The tool used to create the game, Macromedia's Director, uses QuickTime to play these video clips. It was popular at that time (and still is), because of the rather good compression and some other things. "Bad Day on the Midway" will need QuickTime 2 to run, but as far as I could test, you can use up to QuickTime 4.

A copy of QuickTime 2 is included on the game's disk and will be installed if you choose to do so at the setup.

If you're running the game on a more modern machine where QuickTime 2/3/4 cannot be installed: First, congratulations, let me know how you did it please. Second, you may need to activate the "Safe Mode" in the settings (tab "Advanced"). But it'll probably not run, sorry.

Is there a manual?

Of course, you can download the official manual with more information on setup, characters and locations here.

Sometimes audio is missing in clips and cut scenes!

I encountered this problem sometimes when using Windows 98. The "close up" clips of characters would then be missing the audio, but the game will continue normal operation including audio after the clip. This is an annoying bug that seems to sometimes be present even when the game runs on Windows 3.1 - and as far as I can see there's currently no way to fix this.

You will miss some parts of the story, but as this bug occures at pure random with the same sequences sometimes playing with audio, other times not, you may compensate this by playing the game over and over again, as you need to do one way or the other. ;-)

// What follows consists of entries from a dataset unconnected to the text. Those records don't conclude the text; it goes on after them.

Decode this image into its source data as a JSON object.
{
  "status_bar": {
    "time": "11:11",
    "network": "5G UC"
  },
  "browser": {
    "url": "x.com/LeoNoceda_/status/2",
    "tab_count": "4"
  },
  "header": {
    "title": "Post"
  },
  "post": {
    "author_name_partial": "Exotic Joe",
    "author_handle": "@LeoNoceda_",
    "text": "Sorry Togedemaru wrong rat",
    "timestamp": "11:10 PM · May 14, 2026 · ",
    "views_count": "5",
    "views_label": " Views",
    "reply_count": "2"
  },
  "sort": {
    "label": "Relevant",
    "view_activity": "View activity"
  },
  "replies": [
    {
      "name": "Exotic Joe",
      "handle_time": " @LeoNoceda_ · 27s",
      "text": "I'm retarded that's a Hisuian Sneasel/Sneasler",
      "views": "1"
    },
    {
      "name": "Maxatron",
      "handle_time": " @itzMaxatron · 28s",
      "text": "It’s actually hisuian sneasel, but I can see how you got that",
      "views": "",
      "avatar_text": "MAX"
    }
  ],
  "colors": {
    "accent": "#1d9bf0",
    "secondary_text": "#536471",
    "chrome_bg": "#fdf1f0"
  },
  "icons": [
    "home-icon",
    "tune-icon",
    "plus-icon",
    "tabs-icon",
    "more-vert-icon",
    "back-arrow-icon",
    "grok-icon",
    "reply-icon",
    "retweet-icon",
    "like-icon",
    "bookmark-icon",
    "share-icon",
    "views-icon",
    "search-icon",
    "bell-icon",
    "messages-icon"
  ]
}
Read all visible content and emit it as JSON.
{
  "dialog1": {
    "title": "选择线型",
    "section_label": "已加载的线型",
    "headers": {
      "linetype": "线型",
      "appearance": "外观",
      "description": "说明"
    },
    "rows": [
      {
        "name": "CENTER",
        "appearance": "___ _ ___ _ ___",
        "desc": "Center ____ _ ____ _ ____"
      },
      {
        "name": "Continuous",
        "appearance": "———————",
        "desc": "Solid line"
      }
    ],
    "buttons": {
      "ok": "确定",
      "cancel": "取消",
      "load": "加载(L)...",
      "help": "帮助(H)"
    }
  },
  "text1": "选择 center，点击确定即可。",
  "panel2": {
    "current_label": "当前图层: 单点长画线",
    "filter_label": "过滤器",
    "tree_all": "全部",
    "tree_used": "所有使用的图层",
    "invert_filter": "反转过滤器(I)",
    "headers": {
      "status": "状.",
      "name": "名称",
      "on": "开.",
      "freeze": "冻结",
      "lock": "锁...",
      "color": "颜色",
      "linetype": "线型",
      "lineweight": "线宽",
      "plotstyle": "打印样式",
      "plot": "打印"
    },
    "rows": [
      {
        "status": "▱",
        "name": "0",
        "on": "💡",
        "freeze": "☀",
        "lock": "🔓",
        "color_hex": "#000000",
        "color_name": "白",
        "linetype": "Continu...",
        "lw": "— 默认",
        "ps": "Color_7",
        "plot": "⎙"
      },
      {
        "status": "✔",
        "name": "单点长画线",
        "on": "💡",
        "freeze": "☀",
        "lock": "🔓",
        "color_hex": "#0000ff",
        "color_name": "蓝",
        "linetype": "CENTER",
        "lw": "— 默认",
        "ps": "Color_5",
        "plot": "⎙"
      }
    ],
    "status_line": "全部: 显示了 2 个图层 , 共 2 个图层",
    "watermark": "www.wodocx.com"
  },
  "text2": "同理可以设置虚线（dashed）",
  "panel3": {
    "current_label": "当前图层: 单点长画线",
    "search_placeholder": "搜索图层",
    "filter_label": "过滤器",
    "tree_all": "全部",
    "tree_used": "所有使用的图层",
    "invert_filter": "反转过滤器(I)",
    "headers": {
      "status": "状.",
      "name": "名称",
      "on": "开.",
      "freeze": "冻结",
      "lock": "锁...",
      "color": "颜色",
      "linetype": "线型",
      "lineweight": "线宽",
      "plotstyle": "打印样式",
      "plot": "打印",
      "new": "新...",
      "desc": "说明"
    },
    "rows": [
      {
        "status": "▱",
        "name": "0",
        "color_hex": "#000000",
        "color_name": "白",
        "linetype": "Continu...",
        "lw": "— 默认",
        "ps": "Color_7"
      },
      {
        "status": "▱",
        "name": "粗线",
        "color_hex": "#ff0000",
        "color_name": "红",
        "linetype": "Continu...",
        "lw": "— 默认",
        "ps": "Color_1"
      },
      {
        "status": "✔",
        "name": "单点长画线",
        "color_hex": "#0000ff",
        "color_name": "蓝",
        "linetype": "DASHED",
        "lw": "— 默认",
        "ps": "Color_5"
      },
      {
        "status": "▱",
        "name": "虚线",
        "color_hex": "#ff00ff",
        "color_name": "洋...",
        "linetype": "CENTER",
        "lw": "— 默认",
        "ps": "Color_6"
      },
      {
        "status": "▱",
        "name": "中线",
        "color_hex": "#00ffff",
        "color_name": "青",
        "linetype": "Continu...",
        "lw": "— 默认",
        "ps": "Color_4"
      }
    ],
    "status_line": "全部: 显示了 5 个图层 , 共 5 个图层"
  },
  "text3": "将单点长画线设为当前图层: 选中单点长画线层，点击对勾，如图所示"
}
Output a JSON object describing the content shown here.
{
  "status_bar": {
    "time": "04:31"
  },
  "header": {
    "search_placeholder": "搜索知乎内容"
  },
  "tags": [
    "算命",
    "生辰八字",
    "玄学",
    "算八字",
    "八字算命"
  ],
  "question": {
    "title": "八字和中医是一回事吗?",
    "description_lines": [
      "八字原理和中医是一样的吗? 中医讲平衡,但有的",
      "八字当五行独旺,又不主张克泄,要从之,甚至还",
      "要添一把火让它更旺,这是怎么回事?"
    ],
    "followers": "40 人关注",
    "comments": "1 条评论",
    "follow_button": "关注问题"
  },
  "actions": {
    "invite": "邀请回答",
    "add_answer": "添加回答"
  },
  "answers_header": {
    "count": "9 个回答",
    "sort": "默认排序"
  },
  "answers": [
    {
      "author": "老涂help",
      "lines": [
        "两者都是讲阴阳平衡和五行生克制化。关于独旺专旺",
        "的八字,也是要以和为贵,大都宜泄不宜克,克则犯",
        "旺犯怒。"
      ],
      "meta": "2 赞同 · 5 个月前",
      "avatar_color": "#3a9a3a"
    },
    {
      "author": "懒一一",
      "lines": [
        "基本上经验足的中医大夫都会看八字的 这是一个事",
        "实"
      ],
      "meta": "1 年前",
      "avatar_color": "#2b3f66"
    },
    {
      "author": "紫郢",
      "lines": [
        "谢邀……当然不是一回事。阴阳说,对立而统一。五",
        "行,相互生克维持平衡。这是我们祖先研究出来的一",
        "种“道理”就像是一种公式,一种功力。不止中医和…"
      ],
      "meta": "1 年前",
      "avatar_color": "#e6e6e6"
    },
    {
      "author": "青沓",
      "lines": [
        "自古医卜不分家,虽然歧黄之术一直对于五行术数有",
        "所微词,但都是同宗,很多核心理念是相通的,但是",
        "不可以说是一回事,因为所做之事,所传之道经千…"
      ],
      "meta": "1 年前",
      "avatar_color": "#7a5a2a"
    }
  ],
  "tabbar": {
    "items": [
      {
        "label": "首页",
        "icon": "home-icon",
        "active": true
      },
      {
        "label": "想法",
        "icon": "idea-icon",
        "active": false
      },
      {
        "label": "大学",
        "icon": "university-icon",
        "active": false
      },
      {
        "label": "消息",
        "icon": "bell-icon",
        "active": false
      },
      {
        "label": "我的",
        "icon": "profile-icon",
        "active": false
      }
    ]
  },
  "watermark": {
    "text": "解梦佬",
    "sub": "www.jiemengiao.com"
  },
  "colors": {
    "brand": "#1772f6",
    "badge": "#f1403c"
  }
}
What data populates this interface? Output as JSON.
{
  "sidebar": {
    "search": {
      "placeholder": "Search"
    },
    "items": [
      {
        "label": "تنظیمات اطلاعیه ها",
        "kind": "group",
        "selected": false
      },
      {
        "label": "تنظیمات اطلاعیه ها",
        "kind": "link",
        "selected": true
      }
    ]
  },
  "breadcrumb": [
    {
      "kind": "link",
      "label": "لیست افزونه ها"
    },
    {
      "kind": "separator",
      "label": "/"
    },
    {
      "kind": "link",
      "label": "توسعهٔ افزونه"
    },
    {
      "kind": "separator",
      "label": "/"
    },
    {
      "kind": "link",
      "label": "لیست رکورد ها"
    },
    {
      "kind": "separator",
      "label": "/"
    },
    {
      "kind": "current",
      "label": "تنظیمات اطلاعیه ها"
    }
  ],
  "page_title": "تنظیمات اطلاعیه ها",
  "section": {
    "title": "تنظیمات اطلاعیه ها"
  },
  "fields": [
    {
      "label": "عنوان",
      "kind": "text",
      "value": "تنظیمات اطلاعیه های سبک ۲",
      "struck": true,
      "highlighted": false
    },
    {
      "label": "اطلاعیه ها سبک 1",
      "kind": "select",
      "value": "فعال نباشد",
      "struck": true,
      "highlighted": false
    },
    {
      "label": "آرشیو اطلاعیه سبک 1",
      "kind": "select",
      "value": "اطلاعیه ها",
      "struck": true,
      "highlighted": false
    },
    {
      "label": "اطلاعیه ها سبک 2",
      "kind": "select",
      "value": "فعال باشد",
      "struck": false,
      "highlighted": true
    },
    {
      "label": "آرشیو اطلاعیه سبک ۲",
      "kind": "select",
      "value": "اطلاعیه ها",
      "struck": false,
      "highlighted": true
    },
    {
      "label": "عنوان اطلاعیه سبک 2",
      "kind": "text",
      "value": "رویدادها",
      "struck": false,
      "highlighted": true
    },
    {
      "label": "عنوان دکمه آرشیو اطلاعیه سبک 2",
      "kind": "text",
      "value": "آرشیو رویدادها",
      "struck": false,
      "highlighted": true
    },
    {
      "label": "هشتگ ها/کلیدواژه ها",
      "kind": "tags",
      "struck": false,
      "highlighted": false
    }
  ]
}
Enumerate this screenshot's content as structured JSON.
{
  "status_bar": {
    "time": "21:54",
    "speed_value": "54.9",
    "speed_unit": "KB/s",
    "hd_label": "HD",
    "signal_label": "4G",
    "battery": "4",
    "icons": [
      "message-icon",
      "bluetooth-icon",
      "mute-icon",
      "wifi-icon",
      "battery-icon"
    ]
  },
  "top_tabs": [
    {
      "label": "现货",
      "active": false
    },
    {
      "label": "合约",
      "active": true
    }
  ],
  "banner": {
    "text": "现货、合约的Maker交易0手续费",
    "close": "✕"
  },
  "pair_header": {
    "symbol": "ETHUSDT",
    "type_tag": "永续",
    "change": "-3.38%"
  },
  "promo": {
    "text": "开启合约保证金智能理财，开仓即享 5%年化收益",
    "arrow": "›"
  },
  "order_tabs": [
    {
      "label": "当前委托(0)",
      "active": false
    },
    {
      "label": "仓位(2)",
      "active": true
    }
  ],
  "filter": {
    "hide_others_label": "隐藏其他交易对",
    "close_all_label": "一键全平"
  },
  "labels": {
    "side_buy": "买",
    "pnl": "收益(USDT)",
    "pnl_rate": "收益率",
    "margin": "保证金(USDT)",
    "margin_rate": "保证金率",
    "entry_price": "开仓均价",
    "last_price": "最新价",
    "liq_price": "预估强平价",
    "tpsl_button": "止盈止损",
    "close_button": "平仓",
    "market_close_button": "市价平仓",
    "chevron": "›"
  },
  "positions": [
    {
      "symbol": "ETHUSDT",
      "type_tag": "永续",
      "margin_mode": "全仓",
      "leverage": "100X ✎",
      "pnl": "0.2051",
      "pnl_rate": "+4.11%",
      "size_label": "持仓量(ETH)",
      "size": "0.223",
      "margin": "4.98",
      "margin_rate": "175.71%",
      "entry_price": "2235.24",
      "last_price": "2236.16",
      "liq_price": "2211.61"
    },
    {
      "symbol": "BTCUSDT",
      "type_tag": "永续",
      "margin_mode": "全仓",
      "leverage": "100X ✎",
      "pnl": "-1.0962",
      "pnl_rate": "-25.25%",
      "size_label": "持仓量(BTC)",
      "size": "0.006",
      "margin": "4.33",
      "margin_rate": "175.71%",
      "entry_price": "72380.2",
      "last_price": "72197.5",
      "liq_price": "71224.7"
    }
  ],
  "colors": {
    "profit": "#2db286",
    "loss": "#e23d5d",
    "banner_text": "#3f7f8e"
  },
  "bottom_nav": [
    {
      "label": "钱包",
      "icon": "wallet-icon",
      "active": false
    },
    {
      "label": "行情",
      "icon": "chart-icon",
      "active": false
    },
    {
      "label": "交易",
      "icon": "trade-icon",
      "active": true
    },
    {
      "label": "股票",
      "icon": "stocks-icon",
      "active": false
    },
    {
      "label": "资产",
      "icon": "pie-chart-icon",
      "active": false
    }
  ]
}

I don't like Otto!

Me neither. And so does no character in the game (except Timmy, who likes everyone).